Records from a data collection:
+ + +

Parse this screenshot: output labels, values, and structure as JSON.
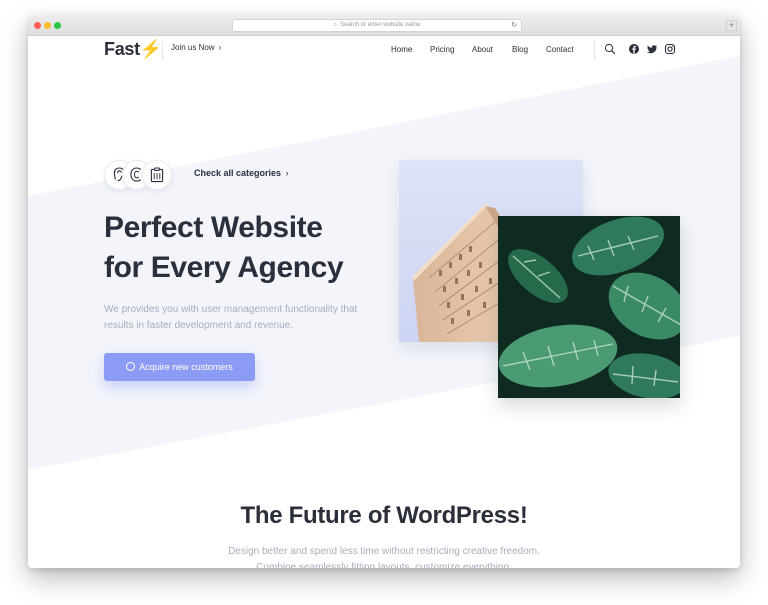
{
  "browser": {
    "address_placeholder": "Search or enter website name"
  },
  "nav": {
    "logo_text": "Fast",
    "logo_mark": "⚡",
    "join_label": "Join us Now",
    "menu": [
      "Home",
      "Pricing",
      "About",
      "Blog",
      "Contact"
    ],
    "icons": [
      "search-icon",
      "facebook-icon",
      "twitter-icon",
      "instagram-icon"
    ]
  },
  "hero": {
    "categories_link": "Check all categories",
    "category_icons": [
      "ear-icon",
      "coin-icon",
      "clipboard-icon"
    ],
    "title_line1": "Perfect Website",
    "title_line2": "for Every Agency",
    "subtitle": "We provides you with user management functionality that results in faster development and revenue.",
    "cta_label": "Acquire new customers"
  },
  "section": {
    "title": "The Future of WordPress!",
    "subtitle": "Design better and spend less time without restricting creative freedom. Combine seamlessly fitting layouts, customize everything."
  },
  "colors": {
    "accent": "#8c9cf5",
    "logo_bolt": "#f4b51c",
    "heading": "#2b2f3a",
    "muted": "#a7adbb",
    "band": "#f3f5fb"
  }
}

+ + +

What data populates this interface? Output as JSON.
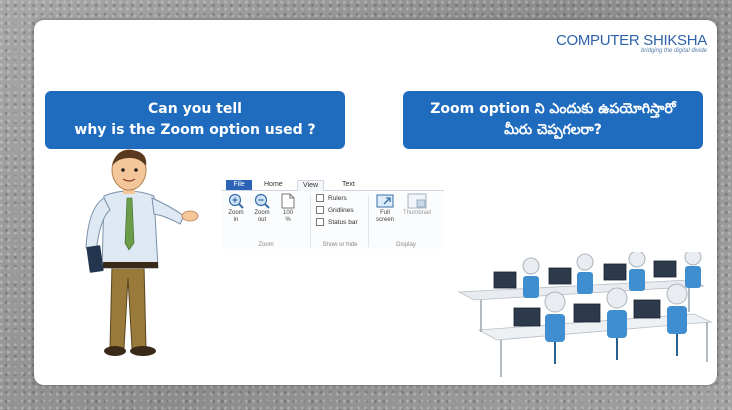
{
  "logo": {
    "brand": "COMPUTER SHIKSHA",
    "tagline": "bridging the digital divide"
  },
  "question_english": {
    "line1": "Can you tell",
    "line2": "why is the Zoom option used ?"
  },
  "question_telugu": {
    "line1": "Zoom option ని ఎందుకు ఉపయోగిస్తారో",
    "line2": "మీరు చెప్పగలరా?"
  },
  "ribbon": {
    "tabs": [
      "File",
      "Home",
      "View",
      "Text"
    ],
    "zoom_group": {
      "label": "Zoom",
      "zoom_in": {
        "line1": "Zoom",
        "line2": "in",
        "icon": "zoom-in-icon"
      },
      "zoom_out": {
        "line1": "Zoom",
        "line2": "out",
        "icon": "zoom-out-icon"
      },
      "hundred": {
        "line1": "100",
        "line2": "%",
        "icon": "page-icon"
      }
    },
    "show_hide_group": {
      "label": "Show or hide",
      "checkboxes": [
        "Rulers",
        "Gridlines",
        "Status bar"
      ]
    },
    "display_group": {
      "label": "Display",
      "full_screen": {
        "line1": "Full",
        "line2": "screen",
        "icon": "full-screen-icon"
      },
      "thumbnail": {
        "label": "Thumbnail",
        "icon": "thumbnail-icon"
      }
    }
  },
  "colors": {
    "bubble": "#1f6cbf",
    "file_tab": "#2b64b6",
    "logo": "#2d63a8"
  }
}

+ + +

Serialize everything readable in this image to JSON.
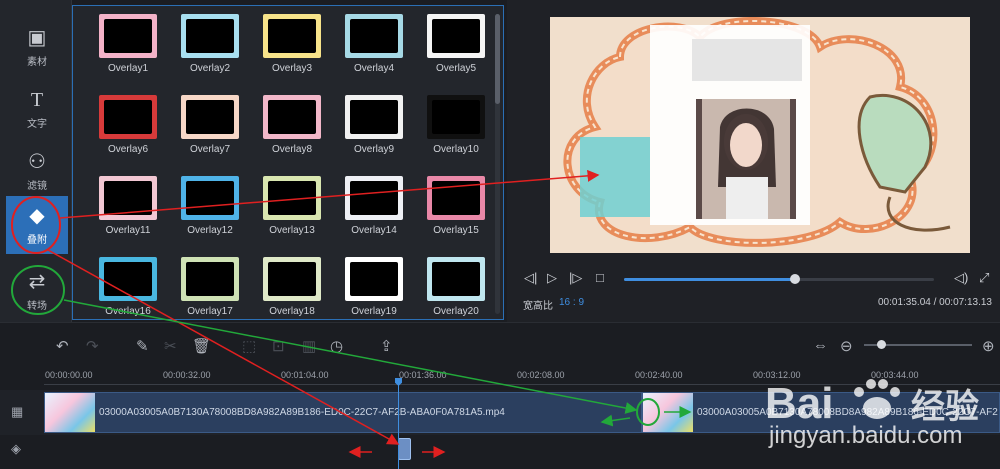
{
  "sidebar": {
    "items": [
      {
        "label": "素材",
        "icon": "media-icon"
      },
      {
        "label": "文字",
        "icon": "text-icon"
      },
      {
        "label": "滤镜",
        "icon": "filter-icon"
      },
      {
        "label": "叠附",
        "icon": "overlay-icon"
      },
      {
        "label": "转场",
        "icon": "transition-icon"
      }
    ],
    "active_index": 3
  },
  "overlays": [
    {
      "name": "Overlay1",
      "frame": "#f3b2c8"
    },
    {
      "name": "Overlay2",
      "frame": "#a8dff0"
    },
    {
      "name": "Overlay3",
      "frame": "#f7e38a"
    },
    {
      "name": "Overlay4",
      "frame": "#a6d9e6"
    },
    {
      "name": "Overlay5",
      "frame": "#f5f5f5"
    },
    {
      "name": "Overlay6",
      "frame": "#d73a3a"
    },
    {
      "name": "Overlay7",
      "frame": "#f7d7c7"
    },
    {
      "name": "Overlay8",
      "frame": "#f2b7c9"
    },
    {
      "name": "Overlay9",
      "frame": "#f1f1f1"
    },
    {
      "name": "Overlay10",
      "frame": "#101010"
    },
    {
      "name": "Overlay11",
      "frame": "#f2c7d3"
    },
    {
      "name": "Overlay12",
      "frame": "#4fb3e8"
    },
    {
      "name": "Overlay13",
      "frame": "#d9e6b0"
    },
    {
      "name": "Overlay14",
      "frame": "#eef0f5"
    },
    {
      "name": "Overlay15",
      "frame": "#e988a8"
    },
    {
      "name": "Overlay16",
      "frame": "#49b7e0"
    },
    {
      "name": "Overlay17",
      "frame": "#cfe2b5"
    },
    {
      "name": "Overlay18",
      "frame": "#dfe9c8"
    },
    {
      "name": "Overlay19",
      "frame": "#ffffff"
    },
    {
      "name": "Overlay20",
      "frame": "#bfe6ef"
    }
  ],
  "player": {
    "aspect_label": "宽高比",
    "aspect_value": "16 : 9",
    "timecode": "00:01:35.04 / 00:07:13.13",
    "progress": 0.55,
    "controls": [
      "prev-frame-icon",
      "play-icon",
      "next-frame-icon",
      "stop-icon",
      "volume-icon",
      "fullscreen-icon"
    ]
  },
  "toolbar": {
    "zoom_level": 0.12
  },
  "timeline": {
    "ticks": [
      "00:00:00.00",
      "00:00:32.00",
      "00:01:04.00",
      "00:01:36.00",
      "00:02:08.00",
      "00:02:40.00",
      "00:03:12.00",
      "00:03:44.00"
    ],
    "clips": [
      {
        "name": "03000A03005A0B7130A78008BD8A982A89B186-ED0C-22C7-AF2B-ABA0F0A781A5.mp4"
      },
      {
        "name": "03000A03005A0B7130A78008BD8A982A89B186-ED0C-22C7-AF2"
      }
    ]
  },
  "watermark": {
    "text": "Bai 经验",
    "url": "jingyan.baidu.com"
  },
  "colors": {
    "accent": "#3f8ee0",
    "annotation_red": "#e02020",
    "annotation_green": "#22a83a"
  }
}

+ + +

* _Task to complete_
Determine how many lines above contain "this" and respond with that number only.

* _Response area_
3